=== Exercise requirements ===
Reproduce each line from the records that holds "name".
--- Data Enclosed Below ---
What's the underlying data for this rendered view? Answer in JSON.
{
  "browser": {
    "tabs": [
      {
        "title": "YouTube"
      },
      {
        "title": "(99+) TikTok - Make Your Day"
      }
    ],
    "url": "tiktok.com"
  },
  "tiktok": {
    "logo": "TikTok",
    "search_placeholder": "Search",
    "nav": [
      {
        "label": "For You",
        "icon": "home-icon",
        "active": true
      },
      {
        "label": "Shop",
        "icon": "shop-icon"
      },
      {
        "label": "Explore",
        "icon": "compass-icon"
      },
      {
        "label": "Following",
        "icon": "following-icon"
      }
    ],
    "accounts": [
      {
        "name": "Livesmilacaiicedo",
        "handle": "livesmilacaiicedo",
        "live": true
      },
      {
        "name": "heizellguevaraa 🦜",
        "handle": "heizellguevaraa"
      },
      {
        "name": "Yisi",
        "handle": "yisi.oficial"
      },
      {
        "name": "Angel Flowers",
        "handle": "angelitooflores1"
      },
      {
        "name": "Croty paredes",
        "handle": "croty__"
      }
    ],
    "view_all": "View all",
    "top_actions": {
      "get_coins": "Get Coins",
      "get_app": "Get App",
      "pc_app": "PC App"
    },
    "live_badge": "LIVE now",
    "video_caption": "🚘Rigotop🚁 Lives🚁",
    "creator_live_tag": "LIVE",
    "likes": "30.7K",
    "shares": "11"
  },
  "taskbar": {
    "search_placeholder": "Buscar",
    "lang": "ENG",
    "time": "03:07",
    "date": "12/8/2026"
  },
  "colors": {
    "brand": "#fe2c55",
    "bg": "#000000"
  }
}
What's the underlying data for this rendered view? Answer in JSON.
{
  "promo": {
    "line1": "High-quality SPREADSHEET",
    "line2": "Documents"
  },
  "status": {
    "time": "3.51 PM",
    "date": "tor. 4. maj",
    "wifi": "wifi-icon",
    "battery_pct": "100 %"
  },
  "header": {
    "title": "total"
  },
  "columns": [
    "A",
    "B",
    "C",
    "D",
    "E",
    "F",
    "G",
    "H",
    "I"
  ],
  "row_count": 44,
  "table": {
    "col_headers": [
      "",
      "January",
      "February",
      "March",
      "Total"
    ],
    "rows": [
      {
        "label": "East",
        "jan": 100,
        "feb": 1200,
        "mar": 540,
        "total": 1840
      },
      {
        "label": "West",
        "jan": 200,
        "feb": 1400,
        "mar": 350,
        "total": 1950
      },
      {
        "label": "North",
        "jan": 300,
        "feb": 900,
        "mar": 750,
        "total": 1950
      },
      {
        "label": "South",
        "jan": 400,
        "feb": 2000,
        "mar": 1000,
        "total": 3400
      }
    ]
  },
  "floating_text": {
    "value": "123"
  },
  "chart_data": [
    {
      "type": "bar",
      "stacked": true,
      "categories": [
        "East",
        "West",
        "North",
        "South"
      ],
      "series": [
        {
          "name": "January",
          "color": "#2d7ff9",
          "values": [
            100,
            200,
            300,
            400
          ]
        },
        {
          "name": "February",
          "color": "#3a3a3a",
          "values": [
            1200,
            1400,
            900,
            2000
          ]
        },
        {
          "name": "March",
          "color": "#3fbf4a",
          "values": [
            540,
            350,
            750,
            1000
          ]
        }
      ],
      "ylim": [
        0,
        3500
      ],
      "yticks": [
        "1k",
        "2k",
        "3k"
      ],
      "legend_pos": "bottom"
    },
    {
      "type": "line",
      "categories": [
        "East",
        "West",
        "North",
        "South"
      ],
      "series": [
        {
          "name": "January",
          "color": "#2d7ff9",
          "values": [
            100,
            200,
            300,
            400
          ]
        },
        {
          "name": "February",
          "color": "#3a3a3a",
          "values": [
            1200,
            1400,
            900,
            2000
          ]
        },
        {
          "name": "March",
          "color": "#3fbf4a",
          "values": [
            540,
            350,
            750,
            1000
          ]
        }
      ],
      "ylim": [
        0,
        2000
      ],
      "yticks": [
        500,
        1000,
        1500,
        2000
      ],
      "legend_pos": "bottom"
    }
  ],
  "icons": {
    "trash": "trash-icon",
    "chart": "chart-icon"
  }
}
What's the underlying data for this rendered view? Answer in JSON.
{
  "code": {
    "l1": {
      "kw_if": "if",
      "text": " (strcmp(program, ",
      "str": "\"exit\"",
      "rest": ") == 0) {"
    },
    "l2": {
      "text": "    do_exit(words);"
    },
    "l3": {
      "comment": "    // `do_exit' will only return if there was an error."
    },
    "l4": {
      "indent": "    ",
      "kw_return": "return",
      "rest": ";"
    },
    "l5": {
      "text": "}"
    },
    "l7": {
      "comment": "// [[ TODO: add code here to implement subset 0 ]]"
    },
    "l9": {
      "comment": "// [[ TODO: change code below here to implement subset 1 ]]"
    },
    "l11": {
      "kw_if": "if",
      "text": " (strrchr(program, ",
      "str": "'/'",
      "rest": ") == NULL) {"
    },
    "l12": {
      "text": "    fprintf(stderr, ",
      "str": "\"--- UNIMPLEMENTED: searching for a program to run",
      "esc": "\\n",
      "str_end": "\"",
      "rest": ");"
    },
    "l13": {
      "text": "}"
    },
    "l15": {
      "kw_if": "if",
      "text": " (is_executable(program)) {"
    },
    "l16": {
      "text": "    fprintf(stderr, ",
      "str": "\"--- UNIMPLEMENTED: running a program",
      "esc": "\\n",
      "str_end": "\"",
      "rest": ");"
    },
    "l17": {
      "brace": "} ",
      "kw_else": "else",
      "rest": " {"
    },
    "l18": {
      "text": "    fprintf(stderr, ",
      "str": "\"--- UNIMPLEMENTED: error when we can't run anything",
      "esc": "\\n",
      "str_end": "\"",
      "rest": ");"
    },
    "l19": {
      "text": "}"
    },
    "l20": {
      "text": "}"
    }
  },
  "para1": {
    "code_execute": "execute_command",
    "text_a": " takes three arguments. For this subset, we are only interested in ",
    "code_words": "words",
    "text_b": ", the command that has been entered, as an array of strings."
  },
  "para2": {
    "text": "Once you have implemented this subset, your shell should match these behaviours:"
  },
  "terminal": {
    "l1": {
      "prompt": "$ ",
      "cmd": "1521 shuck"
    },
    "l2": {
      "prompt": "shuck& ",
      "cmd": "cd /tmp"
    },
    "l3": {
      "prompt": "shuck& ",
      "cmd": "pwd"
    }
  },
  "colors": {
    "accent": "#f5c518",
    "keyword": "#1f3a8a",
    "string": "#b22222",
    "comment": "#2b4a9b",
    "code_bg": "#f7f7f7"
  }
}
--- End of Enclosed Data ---
=== Response below ===
        "name": "Livesmilacaiicedo",
        "name": "heizellguevaraa 🦜",
        "name": "Yisi",
        "name": "Angel Flowers",
        "name": "Croty paredes",
          "name": "January",
          "name": "February",
          "name": "March",
          "name": "January",
          "name": "February",
          "name": "March",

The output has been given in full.